Instructions to follow
Below are the records; give the number of their lines that contain the word "spreadsheet" and nothing more.

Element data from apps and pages
Content starts

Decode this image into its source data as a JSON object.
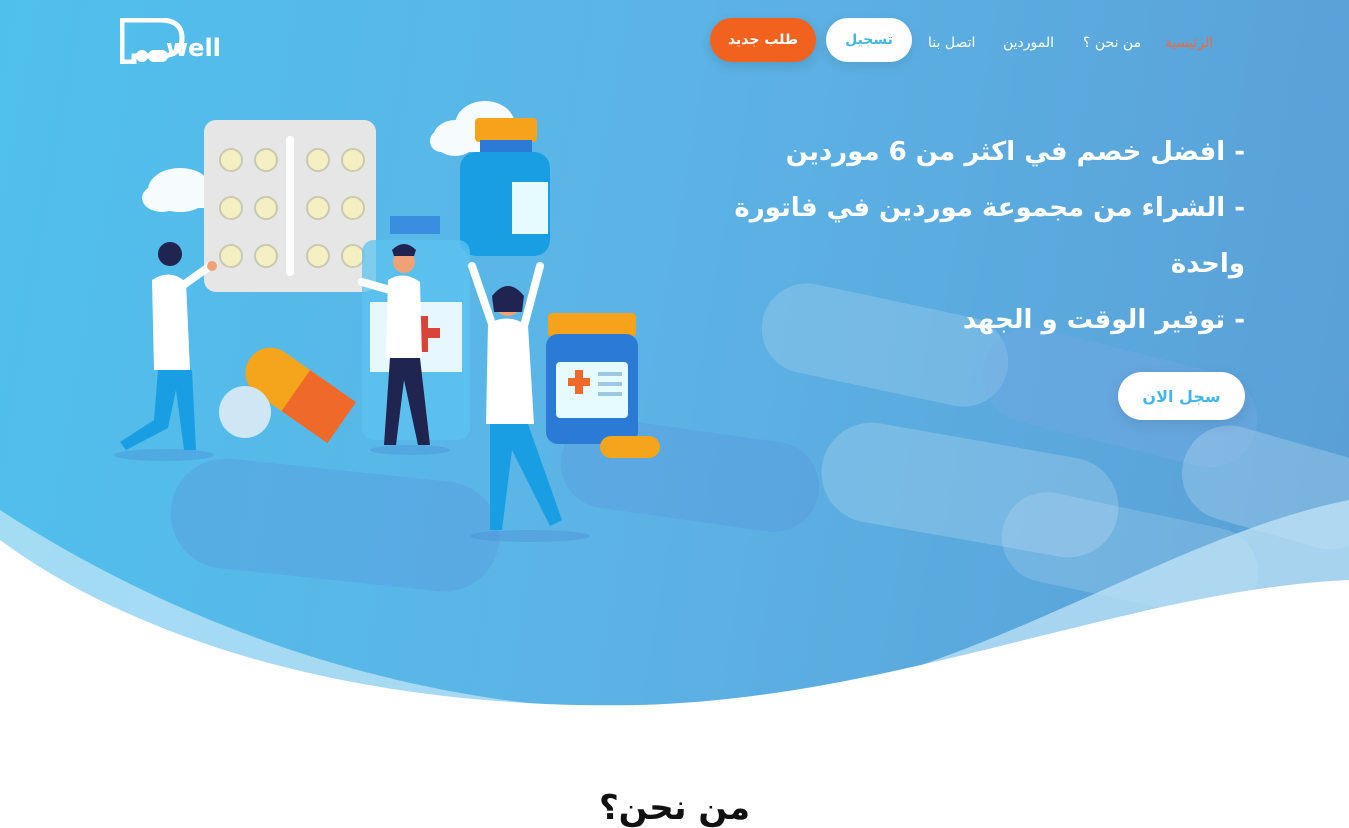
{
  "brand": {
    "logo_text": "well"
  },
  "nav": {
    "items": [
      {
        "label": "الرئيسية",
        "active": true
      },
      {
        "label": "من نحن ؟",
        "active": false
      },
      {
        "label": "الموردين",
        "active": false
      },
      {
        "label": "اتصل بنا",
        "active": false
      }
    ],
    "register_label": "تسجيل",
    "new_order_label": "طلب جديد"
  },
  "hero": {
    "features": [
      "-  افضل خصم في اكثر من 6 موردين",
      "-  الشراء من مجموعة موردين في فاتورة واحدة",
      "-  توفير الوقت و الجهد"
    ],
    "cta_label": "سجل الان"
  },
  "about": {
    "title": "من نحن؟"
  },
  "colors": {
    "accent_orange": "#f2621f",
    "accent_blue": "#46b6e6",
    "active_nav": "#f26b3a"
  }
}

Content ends
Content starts

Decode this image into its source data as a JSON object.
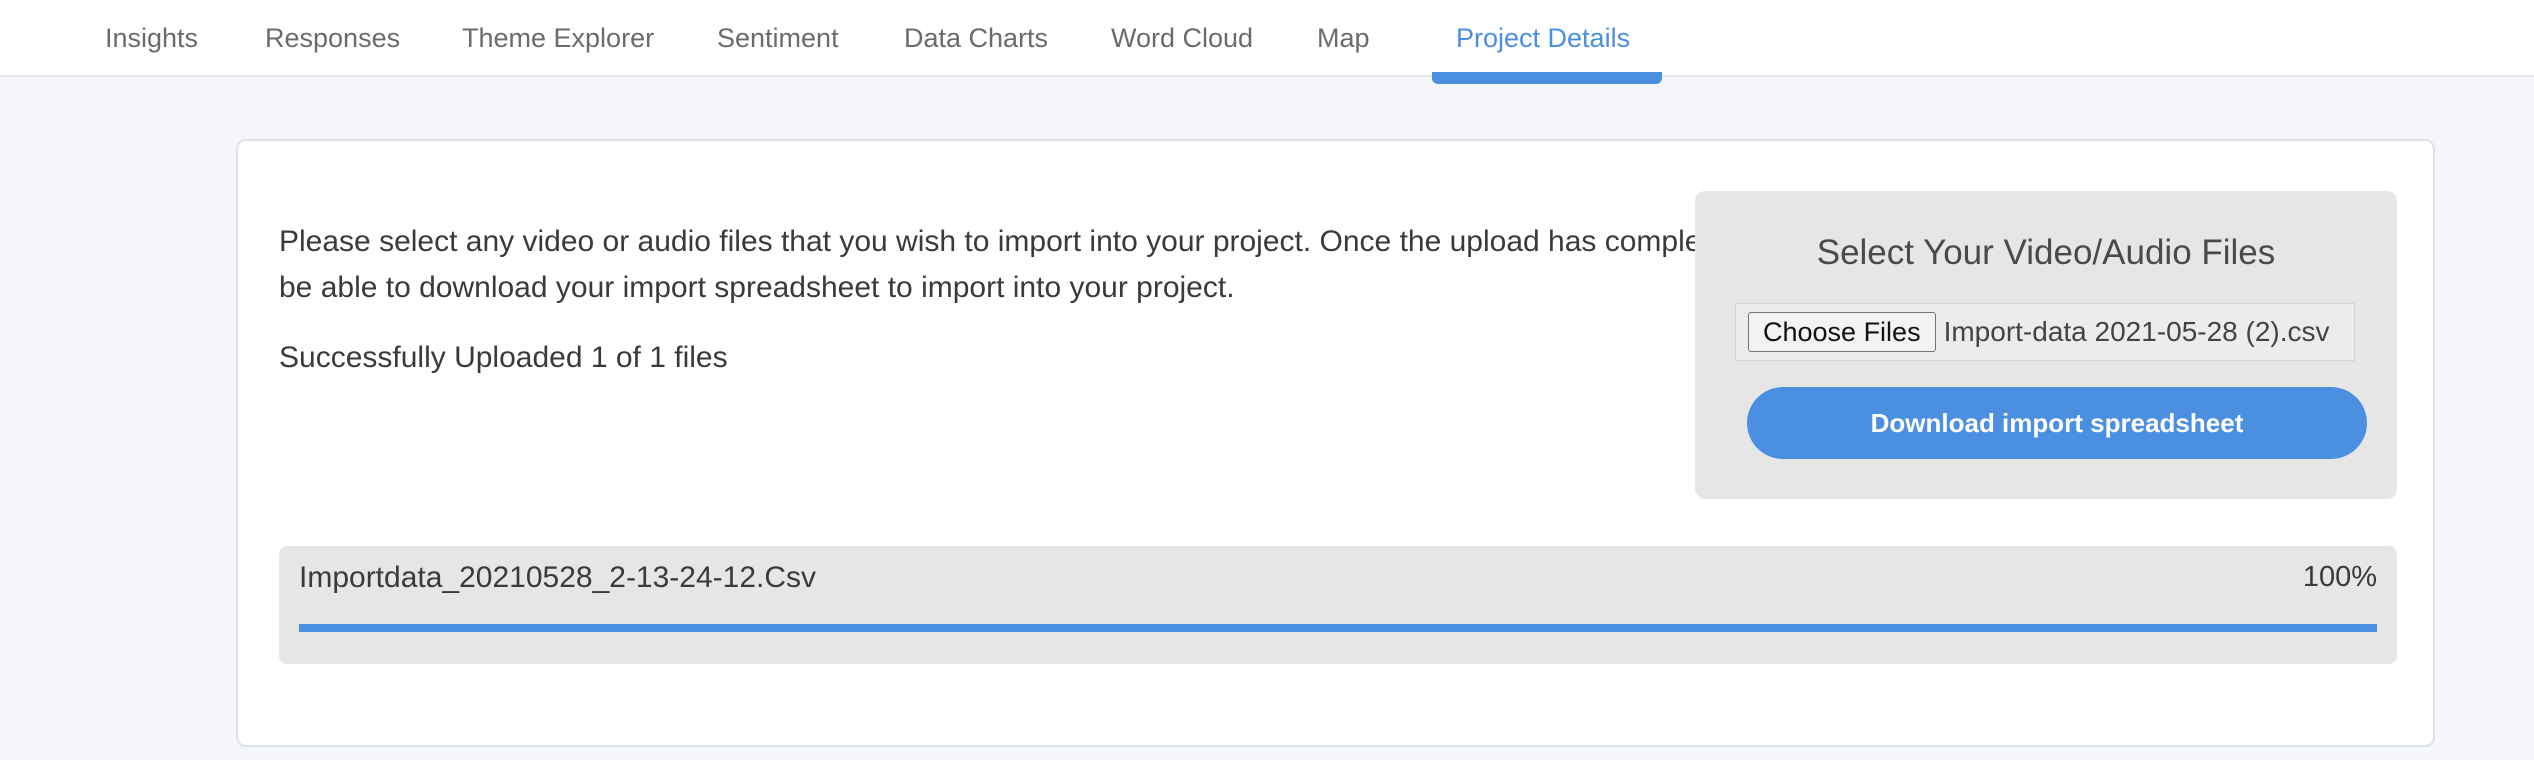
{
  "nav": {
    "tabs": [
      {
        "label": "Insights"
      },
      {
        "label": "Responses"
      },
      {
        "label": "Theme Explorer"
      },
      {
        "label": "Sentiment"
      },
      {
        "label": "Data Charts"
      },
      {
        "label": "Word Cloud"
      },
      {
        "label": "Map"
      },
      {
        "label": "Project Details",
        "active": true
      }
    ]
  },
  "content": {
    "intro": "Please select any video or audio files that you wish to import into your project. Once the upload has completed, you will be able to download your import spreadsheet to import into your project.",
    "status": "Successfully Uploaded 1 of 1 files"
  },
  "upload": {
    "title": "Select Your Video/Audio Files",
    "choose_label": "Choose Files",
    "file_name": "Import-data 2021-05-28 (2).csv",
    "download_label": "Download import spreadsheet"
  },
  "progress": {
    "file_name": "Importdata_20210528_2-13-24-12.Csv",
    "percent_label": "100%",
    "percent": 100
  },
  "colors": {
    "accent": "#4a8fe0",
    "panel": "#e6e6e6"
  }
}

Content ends

Answer to the exercise
2